Exercise goal: Reply with one number: the count of lines in the records below that hold "EditText".

Data: Begin

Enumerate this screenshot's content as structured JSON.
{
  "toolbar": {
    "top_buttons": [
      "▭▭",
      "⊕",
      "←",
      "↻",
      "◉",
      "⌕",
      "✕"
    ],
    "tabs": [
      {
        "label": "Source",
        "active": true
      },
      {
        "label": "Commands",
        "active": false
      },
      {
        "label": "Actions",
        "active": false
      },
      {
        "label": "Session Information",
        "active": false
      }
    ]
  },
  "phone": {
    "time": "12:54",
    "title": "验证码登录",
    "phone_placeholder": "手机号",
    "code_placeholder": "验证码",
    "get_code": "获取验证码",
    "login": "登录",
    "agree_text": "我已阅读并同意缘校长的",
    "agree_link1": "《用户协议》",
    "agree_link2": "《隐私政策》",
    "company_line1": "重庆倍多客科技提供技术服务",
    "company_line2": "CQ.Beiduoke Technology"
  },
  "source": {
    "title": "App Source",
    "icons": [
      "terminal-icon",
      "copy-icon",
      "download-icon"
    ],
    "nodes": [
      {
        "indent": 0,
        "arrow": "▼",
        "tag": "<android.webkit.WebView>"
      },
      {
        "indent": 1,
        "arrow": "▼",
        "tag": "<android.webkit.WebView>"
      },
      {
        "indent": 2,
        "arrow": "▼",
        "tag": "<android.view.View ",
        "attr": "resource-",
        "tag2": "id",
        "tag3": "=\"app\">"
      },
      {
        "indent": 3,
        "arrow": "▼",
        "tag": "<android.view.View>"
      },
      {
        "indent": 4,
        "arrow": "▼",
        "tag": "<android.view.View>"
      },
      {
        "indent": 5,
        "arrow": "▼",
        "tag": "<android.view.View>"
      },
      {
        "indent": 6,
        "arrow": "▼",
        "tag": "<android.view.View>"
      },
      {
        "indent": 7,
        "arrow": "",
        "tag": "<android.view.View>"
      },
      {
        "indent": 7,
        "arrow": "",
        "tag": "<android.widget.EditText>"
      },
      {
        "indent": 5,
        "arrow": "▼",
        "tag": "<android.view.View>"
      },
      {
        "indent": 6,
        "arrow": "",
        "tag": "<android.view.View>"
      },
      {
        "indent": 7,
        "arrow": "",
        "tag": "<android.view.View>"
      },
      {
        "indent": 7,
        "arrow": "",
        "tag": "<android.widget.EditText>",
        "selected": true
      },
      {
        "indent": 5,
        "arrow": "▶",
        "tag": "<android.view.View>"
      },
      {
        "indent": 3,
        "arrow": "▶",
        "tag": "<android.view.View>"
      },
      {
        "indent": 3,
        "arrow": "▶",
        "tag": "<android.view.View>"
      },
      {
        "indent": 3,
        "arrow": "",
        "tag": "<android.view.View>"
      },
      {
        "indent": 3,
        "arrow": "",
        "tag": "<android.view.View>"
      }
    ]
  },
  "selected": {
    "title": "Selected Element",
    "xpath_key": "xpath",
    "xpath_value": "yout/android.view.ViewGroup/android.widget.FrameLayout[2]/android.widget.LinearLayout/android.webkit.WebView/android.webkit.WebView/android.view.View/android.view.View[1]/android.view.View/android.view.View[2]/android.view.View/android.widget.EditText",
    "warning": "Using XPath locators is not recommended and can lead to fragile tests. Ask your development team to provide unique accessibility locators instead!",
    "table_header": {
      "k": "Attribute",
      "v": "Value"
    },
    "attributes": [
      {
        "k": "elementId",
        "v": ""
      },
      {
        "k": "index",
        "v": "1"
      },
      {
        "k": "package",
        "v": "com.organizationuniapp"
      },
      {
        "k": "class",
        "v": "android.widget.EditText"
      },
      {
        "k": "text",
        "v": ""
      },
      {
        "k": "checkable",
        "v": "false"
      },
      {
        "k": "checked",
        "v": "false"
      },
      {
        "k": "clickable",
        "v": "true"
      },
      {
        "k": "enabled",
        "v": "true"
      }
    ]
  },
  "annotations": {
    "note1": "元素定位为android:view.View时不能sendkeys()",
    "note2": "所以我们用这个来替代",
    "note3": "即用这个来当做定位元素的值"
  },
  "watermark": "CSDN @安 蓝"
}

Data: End

Written response: 4